Huge crowds gathered Monday in Tehran to mourn top general Qassem Soleimani, as his replacement vowed to take revenge for the U.S. airstrike that killed him, and U.S. President Donald Trump threatened to hit Iranian cultural sites if Iran does retaliate.
"They're allowed to kill our people. They're allowed to torture and maim our people. They're allowed to use roadside bombs and blow up our people and we're not allowed to touch their cultural sites? It doesn't work that way," Trump told reporters aboard Air Force One late Sunday.
House to vote on war powers resolution
House Speaker Nancy Pelosi said in a letter to her Democratic colleagues that the House will vote this week on a war powers resolution "to limit the President's military actions regarding Iran."
"It reasserts Congress's long-established oversight responsibilities by mandating that if no further Congressional action is taken, the Administration's military hostilities with regard to Iran cease within 30 days," Pelosi wrote.

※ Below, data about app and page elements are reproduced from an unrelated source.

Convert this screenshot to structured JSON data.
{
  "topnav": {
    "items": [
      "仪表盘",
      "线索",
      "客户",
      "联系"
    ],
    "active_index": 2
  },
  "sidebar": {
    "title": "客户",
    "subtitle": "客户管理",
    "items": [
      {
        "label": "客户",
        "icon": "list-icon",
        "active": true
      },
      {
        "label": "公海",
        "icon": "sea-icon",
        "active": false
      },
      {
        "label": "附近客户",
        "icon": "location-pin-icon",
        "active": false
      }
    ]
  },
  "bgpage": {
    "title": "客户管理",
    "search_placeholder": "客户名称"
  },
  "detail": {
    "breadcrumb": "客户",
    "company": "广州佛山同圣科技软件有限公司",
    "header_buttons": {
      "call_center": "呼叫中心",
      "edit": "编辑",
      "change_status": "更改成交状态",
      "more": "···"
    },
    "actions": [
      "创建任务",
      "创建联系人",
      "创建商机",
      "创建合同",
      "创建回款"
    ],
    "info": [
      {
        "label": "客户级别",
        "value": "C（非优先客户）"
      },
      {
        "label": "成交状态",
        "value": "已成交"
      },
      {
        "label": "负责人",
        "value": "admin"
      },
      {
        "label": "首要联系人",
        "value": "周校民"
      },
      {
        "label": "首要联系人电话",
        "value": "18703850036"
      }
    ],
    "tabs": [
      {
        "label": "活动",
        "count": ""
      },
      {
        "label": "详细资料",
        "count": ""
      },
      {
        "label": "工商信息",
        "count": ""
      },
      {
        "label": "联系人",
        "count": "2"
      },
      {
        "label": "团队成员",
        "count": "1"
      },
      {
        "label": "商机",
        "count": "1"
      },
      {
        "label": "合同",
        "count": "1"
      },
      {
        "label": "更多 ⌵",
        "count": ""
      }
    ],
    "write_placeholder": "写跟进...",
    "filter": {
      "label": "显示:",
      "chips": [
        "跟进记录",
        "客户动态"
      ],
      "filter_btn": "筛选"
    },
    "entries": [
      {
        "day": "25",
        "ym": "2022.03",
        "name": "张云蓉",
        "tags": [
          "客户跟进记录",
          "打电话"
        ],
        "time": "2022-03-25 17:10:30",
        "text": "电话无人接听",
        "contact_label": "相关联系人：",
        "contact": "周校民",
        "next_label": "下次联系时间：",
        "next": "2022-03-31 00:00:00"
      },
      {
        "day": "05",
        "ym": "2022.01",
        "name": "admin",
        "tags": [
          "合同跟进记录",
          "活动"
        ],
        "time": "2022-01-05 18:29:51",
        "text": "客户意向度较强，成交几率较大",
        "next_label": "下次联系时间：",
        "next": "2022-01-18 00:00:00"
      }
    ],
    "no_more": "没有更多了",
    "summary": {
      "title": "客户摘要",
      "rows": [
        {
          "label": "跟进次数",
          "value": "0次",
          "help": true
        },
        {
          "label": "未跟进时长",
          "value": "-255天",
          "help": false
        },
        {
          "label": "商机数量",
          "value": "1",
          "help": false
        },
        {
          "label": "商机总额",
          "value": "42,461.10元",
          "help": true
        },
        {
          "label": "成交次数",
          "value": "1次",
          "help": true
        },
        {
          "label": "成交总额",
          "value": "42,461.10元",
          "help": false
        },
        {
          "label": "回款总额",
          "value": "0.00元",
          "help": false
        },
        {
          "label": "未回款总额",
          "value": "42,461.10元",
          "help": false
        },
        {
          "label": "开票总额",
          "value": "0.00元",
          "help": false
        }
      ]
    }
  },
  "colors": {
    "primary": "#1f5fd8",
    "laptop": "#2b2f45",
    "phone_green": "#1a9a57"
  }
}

She called last week's airstrike "provocative and disproportionate," and said it endangered U.S. troops while escalating tensions with Iran.

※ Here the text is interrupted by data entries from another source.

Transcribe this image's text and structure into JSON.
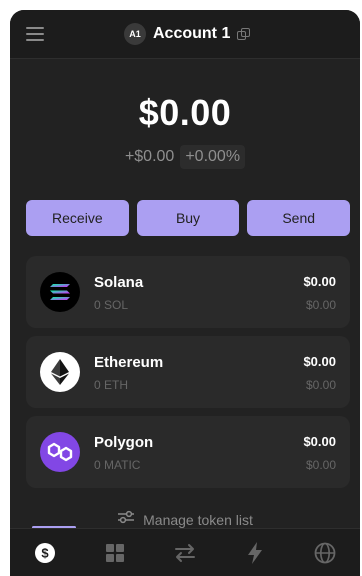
{
  "header": {
    "account_badge": "A1",
    "account_name": "Account 1"
  },
  "balance": {
    "total": "$0.00",
    "change_usd": "+$0.00",
    "change_pct": "+0.00%"
  },
  "actions": {
    "receive": "Receive",
    "buy": "Buy",
    "send": "Send"
  },
  "tokens": [
    {
      "name": "Solana",
      "amount": "0 SOL",
      "usd": "$0.00",
      "usd_secondary": "$0.00",
      "icon": "solana-icon"
    },
    {
      "name": "Ethereum",
      "amount": "0 ETH",
      "usd": "$0.00",
      "usd_secondary": "$0.00",
      "icon": "ethereum-icon"
    },
    {
      "name": "Polygon",
      "amount": "0 MATIC",
      "usd": "$0.00",
      "usd_secondary": "$0.00",
      "icon": "polygon-icon"
    }
  ],
  "manage": {
    "label": "Manage token list",
    "icon": "sliders-icon"
  },
  "nav": {
    "items": [
      "dollar-icon",
      "grid-icon",
      "swap-icon",
      "lightning-icon",
      "globe-icon"
    ],
    "active": "dollar-icon"
  },
  "colors": {
    "accent": "#ab9ff2",
    "background": "#222222",
    "card": "#2a2a2a"
  }
}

"We're now headed very close to the precipice of war," Sen. Chris Van Hollen told Fox News, adding "you just can't go around and kill" world figures the U.S. opposes. "The president is not entitled to take us to war" without congressional authorization.
Republicans back Trump
Sen. Lindsey Graham, one of Trump's Republican allies, said the president "did the right thing" and that his national security team is "doing a great job helping President Trump navigate Iranian provocations."
Republican Congressman Mike Johnson also backed Trump, writing on Twitter, "Now we must remain united against Iranian aggression while praying and working for de-escalation."
Trump tweeted Sunday that his social media posts "will serve as notification to the United States Congress that should Iran strike any U.S. person or target, the United States will quickly & fully strike back, & perhaps in a disproportionate manner. Such legal notice is not required, but is given nevertheless!"
Yale University law professor Oona Hathaway told VOA the president cannot notify Congress of his intent to go to war by tweet and said he would be breaking several laws.
"Any time the president involves the armed forces into hostilities, he must -- at a minimum -- notify Congress within 48 hours," she said.
Hathaway added that a president is obligated to consult with Congress before putting the armed forces into any hostilities. She said a "disproportionate" response would break international law, which says any action taken in self-defense must be proportionate to the threat.
European leaders react
The leaders of Britain, France and Germany issued a joint statement Monday citing the urgent need for de-escalation and saying a new crisis in Iraq "risks jeopardizing years of effort" to stabilize the country.
They further called on Iran to "refrain from further violent action or proliferation" and to reverse the steps it has taken away from the 2015 nuclear agreement that constrained its nuclear program in exchange for sanctions relief.
Iran said Sunday it is no longer limiting the number of centrifuges used to enrich uranium, a move that follows earlier actions to ignore limits on the amount of uranium it is allowed to stockpile and how highly it can enrich uranium.
"Iran's nuclear program will have no limitations in production including enrichment capacity and percentage and number of enriched uranium and research and expansion," a government statement said.
Iran did not make any explicit threats to build a nuclear weapon, something it has always denied it wants to do. It also said it will still cooperate with the International Atomic Energy Agency.
Iran's gradual stepping back from the commitments it made under the nuclear deal have come since U.S. President Donald Trump pulled the United States out of the agreement in 2018 and reimposed sanctions on Iran.
Trump also told reporters Sunday he "may discuss" releasing the intelligence he used to justify ordering Soleimani's death.
Secretary of State Mike Pompeo has so far refused to publicly share the evidence supporting the administration's claim that Soleimani was planning imminent attacks on U.S. forces and officials in the Middle East.
"There are simply things we cannot make public," Pompeo told Fox News. "You've got to protect the sources providing the intelligence."
Trump claimed Soleimani was responsible for the deaths of thousands of Americans, Iraqis and Iranians, saying the longtime Iranian general "made the death of innocent people his sick passion" while helping to run a terror network that reached across the Middle East to Europe and the Americas.
Iraq has filed an official complaint with the United Nations secretary-general and the Security Council over the missile strike against Soleimani, which was carried out on Iraqi soil.